The expected output is each line in the data below that includes the string "icon".

##### Data supplied #####

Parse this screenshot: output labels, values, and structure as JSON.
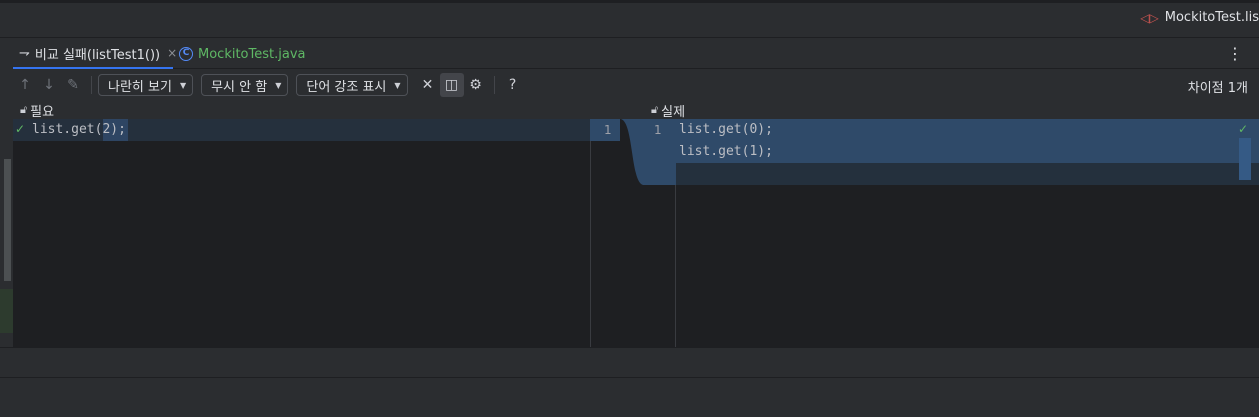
{
  "run_tab": {
    "icon": "diff-arrows-icon",
    "label": "MockitoTest.lis"
  },
  "tabs": [
    {
      "label": "비교 실패(listTest1())",
      "close": "×",
      "active": true
    },
    {
      "label": "MockitoTest.java",
      "active": false
    }
  ],
  "toolbar": {
    "viewer_mode": "나란히 보기",
    "ignore_mode": "무시 안 함",
    "highlight_mode": "단어 강조 표시",
    "help": "?",
    "diff_count": "차이점 1개"
  },
  "left_pane": {
    "title": "필요",
    "lines": [
      "list.get(2);"
    ]
  },
  "right_pane": {
    "title": "실제",
    "lines": [
      "list.get(0);",
      "list.get(1);"
    ]
  },
  "gutter": {
    "left_number": "1",
    "right_number": "1"
  },
  "colors": {
    "accent": "#3574f0",
    "inserted_bg": "#2f4a69",
    "ok_green": "#5fb865"
  }
}
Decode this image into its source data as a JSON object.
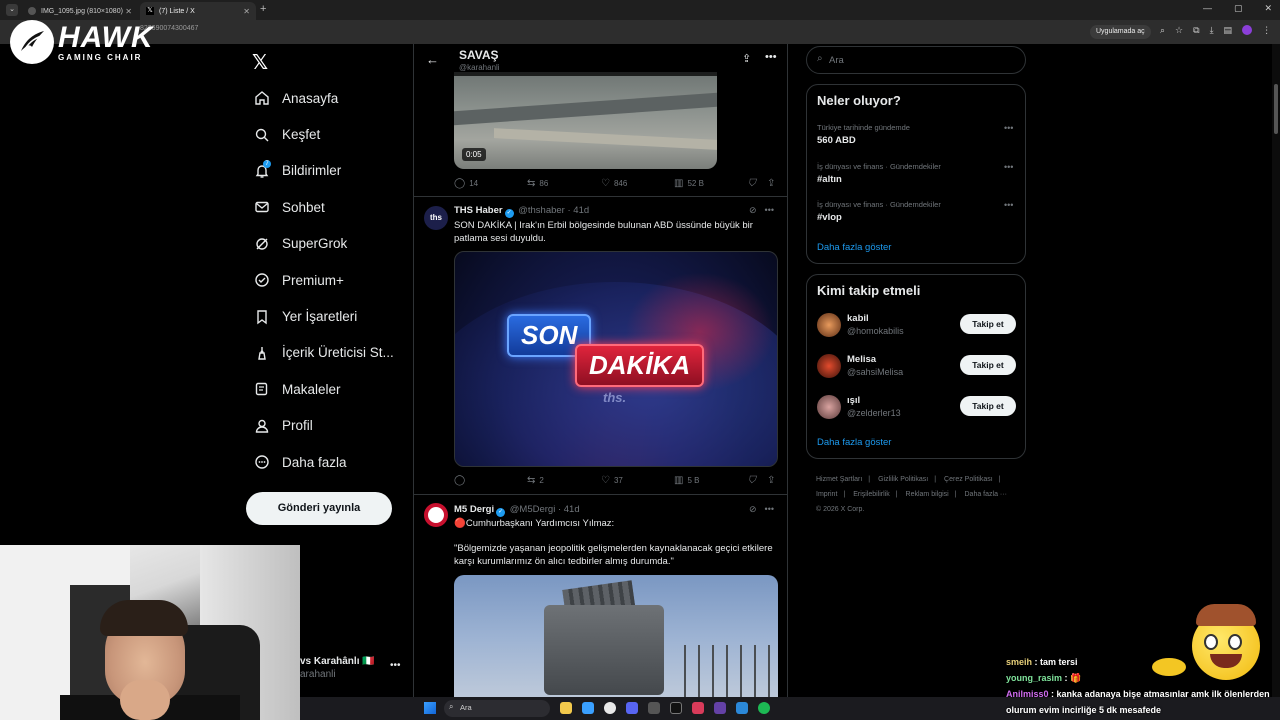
{
  "browser": {
    "tabs": [
      {
        "title": "IMG_1095.jpg (810×1080)"
      },
      {
        "title": "(7) Liste / X"
      }
    ],
    "url": "822690074300467",
    "open_in_app": "Uygulamada aç"
  },
  "overlay_logo": {
    "brand": "HAWK",
    "tagline": "GAMING CHAIR"
  },
  "nav": {
    "items": [
      {
        "label": "Anasayfa",
        "icon": "home-icon"
      },
      {
        "label": "Keşfet",
        "icon": "search-icon"
      },
      {
        "label": "Bildirimler",
        "icon": "bell-icon",
        "badge": "7"
      },
      {
        "label": "Sohbet",
        "icon": "mail-icon"
      },
      {
        "label": "SuperGrok",
        "icon": "grok-icon"
      },
      {
        "label": "Premium+",
        "icon": "verified-icon"
      },
      {
        "label": "Yer İşaretleri",
        "icon": "bookmark-icon"
      },
      {
        "label": "İçerik Üreticisi St...",
        "icon": "creator-studio-icon"
      },
      {
        "label": "Makaleler",
        "icon": "article-icon"
      },
      {
        "label": "Profil",
        "icon": "person-icon"
      },
      {
        "label": "Daha fazla",
        "icon": "more-circle-icon"
      }
    ],
    "post_button": "Gönderi yayınla",
    "account": {
      "name": "vs Karahânlı 🇮🇹",
      "handle": "arahanli"
    }
  },
  "feed": {
    "title": "SAVAŞ",
    "subtitle": "@karahanli",
    "video_time": "0:05",
    "tweet0_actions": {
      "replies": "14",
      "reposts": "86",
      "likes": "846",
      "views": "52 B"
    },
    "tweets": [
      {
        "name": "THS Haber",
        "handle": "@thshaber",
        "time": "· 41d",
        "text": "SON DAKİKA | Irak'ın Erbil bölgesinde bulunan ABD üssünde büyük bir patlama sesi duyuldu.",
        "image_son": "SON",
        "image_dakika": "DAKİKA",
        "image_brand": "ths.",
        "replies": "",
        "reposts": "2",
        "likes": "37",
        "views": "5 B"
      },
      {
        "name": "M5 Dergi",
        "handle": "@M5Dergi",
        "time": "· 41d",
        "text1": "🔴Cumhurbaşkanı Yardımcısı Yılmaz:",
        "text2": "\"Bölgemizde yaşanan jeopolitik gelişmelerden kaynaklanacak geçici etkilere karşı kurumlarımız ön alıcı tedbirler almış durumda.\""
      }
    ]
  },
  "right": {
    "search_placeholder": "Ara",
    "trends_title": "Neler oluyor?",
    "trends": [
      {
        "meta": "Türkiye tarihinde gündemde",
        "title": "560 ABD"
      },
      {
        "meta": "İş dünyası ve finans · Gündemdekiler",
        "title": "#altın"
      },
      {
        "meta": "İş dünyası ve finans · Gündemdekiler",
        "title": "#vlop"
      }
    ],
    "show_more": "Daha fazla göster",
    "follow_title": "Kimi takip etmeli",
    "follow": [
      {
        "name": "kabil",
        "handle": "@homokabilis",
        "button": "Takip et"
      },
      {
        "name": "Melisa",
        "handle": "@sahsiMelisa",
        "button": "Takip et"
      },
      {
        "name": "ışıl",
        "handle": "@zelderler13",
        "button": "Takip et"
      }
    ],
    "footer": [
      "Hizmet Şartları",
      "|",
      "Gizlilik Politikası",
      "|",
      "Çerez Politikası",
      "|",
      "Imprint",
      "|",
      "Erişilebilirlik",
      "|",
      "Reklam bilgisi",
      "|",
      "Daha fazla ···",
      "© 2026 X Corp."
    ]
  },
  "chat": [
    {
      "user": "smeih",
      "msg": ": tam tersi"
    },
    {
      "user": "young_rasim",
      "msg": ": 🎁"
    },
    {
      "user": "Anilmiss0",
      "msg": ": kanka adanaya bişe atmasınlar amk ilk ölenlerden olurum evim incirliğe 5 dk mesafede"
    }
  ],
  "taskbar": {
    "search": "Ara"
  }
}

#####

Reply to the task
    "icon": "diff-arrows-icon",
        "icon": "home-icon"
        "icon": "search-icon"
        "icon": "bell-icon",
        "icon": "mail-icon"
        "icon": "grok-icon"
        "icon": "verified-icon"
        "icon": "bookmark-icon"
        "icon": "creator-studio-icon"
        "icon": "article-icon"
        "icon": "person-icon"
        "icon": "more-circle-icon"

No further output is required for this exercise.